DV Medical Abbreviation Definition
If you’ve ever been in the company of doctors, nurses, or a random health aficionado, you’ve likely been bombarded with so many acronyms and abbreviations, it’s like trying to decipher Morse code at a speed-dating event. The medical world has a penchant for jargon, and often, the same abbreviation can mean a plethora of different things. Today, let’s shed some light on one of these medical acronyms that frequently causes consternation: DV.
In the great labyrinth of medical abbreviations, DV could stand for Daily Value, Dependent Variable, Dengue Virus, or Distribution Volume. Confused already? You’re not alone. But fear not, dear reader, we’re about to unwrap this enigmatic package, one letter at a time. Let’s start with the gentlest version of DV: Daily Value.

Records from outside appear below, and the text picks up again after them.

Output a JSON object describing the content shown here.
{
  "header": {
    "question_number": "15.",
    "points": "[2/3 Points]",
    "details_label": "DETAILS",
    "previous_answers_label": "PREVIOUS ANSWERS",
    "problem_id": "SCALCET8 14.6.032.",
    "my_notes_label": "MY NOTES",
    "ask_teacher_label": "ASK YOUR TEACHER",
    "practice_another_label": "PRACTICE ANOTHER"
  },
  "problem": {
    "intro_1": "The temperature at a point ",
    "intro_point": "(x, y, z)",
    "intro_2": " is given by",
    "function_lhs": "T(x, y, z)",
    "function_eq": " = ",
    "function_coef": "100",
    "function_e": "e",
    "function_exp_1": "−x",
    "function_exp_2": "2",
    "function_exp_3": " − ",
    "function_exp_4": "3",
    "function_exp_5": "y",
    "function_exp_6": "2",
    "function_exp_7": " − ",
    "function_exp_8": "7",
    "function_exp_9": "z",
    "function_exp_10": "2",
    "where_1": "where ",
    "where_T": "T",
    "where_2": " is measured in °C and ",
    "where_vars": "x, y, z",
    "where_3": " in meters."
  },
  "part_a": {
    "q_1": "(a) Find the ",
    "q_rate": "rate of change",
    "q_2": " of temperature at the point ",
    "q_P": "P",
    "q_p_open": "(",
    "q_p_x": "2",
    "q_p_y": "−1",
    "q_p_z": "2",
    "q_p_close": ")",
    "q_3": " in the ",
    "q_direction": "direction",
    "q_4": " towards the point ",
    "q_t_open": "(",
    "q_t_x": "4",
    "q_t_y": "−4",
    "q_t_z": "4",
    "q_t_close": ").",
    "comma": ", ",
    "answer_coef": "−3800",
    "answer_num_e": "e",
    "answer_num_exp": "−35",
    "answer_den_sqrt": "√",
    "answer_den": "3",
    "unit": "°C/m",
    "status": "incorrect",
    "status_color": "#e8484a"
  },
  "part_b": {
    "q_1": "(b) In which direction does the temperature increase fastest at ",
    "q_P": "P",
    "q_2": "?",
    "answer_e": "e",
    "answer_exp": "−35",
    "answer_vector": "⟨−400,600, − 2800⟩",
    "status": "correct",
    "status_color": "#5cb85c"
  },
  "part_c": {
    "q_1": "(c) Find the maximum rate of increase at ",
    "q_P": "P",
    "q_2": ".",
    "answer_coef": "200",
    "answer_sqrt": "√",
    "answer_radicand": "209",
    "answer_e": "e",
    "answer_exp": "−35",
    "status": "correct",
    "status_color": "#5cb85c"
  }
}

Daily Value (DV)
Here, DV has nothing to do with diseases, diagnostics, or dreadful medical procedures. It’s more like your favorite school teacher, gently guiding you towards healthier life choices. DV stands for Daily Value, which is essentially the nutritional benchmarker provided on food labels to help you track your daily intake of nutrients.
The DV helps us ensure we’re not turning into human versions of Pringles cans, eating salt by the bucketful, or stocking up on fats like we’re preparing for a decade-long hibernation. So next time you’re prowling the grocery store aisles, take a moment to give a nod of appreciation to the humble DV, silently working to keep our dietary extravagances in check.

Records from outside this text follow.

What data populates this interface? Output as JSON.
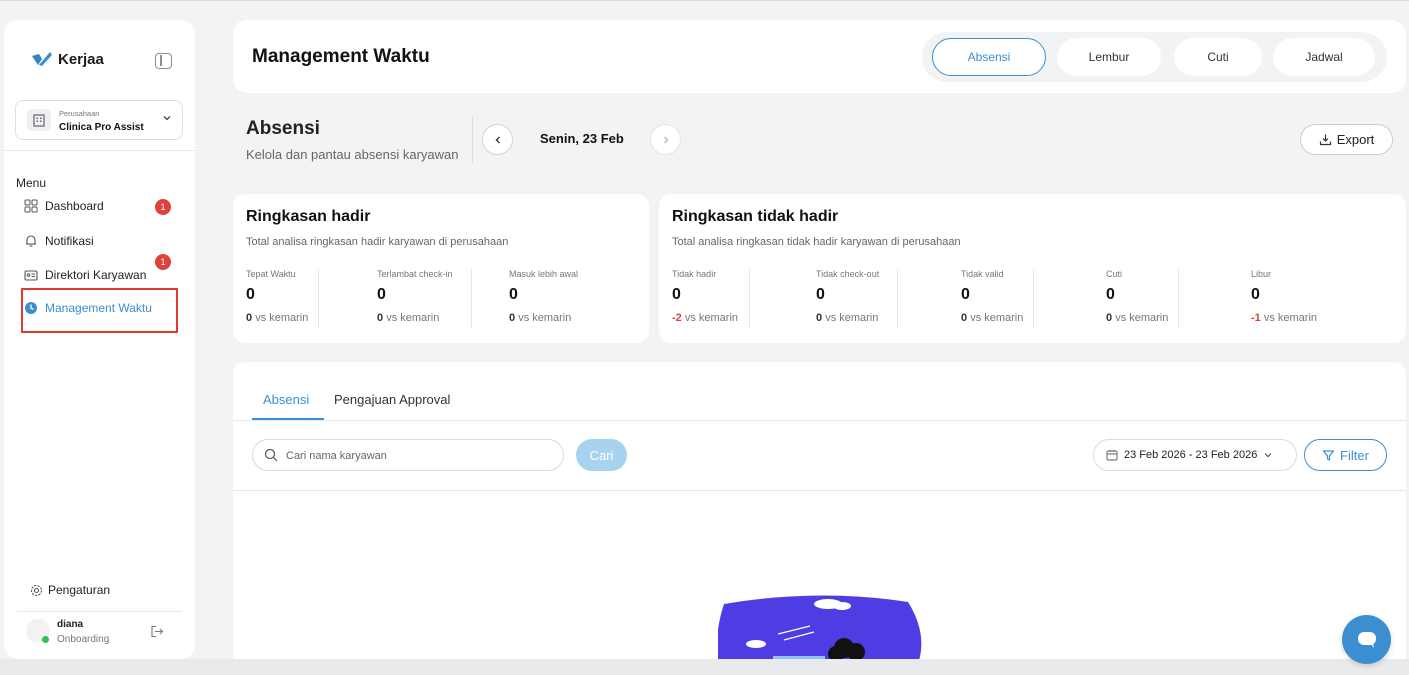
{
  "sidebar": {
    "brand": "Kerjaa",
    "company_label": "Perusahaan",
    "company_name": "Clinica Pro Assist",
    "menu_label": "Menu",
    "items": [
      {
        "label": "Dashboard",
        "icon": "grid-icon",
        "badge": "1"
      },
      {
        "label": "Notifikasi",
        "icon": "bell-icon",
        "badge": "1"
      },
      {
        "label": "Direktori Karyawan",
        "icon": "id-card-icon"
      },
      {
        "label": "Management Waktu",
        "icon": "clock-icon",
        "active": true
      }
    ],
    "settings_label": "Pengaturan",
    "user_name": "diana",
    "user_role": "Onboarding"
  },
  "header": {
    "title": "Management Waktu",
    "tabs": [
      "Absensi",
      "Lembur",
      "Cuti",
      "Jadwal"
    ],
    "active_tab": "Absensi"
  },
  "absensi": {
    "title": "Absensi",
    "subtitle": "Kelola dan pantau absensi karyawan",
    "date": "Senin, 23 Feb",
    "export_label": "Export"
  },
  "hadir": {
    "title": "Ringkasan hadir",
    "subtitle": "Total analisa ringkasan hadir karyawan di perusahaan",
    "stats": [
      {
        "label": "Tepat Waktu",
        "value": "0",
        "change": "0",
        "suffix": "vs kemarin"
      },
      {
        "label": "Terlambat check-in",
        "value": "0",
        "change": "0",
        "suffix": "vs kemarin"
      },
      {
        "label": "Masuk lebih awal",
        "value": "0",
        "change": "0",
        "suffix": "vs kemarin"
      }
    ]
  },
  "tidak_hadir": {
    "title": "Ringkasan tidak hadir",
    "subtitle": "Total analisa ringkasan tidak hadir karyawan di perusahaan",
    "stats": [
      {
        "label": "Tidak hadir",
        "value": "0",
        "change": "-2",
        "suffix": "vs kemarin"
      },
      {
        "label": "Tidak check-out",
        "value": "0",
        "change": "0",
        "suffix": "vs kemarin"
      },
      {
        "label": "Tidak valid",
        "value": "0",
        "change": "0",
        "suffix": "vs kemarin"
      },
      {
        "label": "Cuti",
        "value": "0",
        "change": "0",
        "suffix": "vs kemarin"
      },
      {
        "label": "Libur",
        "value": "0",
        "change": "-1",
        "suffix": "vs kemarin"
      }
    ]
  },
  "list": {
    "tabs": [
      "Absensi",
      "Pengajuan Approval"
    ],
    "search_placeholder": "Cari nama karyawan",
    "search_button": "Cari",
    "date_range": "23 Feb 2026 - 23 Feb 2026",
    "filter_label": "Filter"
  },
  "colors": {
    "accent": "#3b8fd0",
    "badge": "#e0413c",
    "negative": "#e0413c",
    "online": "#2fc157",
    "highlight": "#e03a32"
  }
}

Dependent Variable (DV)
Next up in the DV lottery, we have Dependent Variable, the darling of statisticians and researchers. The Dependent Variable is what’s being tested in an experiment. For instance, if a scientist is studying the effects of coffee on sleep, the amount of sleep is the dependent variable – it’s dependent on the amount of coffee guzzled.

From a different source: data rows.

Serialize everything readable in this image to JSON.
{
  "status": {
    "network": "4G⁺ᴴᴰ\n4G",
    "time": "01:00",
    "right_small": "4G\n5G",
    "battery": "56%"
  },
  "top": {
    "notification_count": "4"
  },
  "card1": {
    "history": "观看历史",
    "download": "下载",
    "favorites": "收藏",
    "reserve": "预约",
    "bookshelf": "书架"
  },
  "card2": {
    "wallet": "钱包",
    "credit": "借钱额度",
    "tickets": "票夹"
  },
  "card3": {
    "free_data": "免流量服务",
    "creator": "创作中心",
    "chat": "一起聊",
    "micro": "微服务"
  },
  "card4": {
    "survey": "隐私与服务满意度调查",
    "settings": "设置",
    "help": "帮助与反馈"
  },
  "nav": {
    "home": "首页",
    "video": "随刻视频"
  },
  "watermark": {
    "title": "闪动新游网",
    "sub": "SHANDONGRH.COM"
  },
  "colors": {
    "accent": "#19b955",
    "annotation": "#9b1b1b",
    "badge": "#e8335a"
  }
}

Just think of it as the variable that has an existential crisis. It cannot decide what it wants to be unless it has the reassurance of the independent variable. Quite co-dependent, if you ask me!
Dengue Virus (DV)
Switching gears, let’s take a look at the more somber interpretation of DV: the Dengue Virus. A mosquito-borne tropical disease, Dengue is a bit like that unwanted guest who shows up at your summer party and overstays their welcome, bringing with them high fever, severe headaches, and muscle pain.
There are actually four types of Dengue Viruses (DV1, DV2, DV3, DV4), because apparently, one just wasn’t enough. Each one is like a sequel in a horror movie franchise – different versions, same fear factor.
Distribution Volume (DV)
Last on our DV exploration, we delve into pharmacokinetics with Distribution Volume. This is the theoretical space that a drug would need to occupy to provide the same concentration throughout the body as in the blood.
It’s a bit like trying to figure out how many balloons you would need to fill a room to the same density as a single balloon. Except, instead of balloons, you’ve got drugs, and instead of a room, you’ve got a human body. Sounds less like a party and more like a complex math problem, right?
In conclusion, DV, like a chameleon, changes its meaning depending on the context. So the next time you come across these two letters, don’t panic. Just remember: it could be a dietary guide, a variable in an experiment, an unwanted viral guest, or a brain-bending calculation. Take a deep breath, decode the context, and dive into the DV dilemma!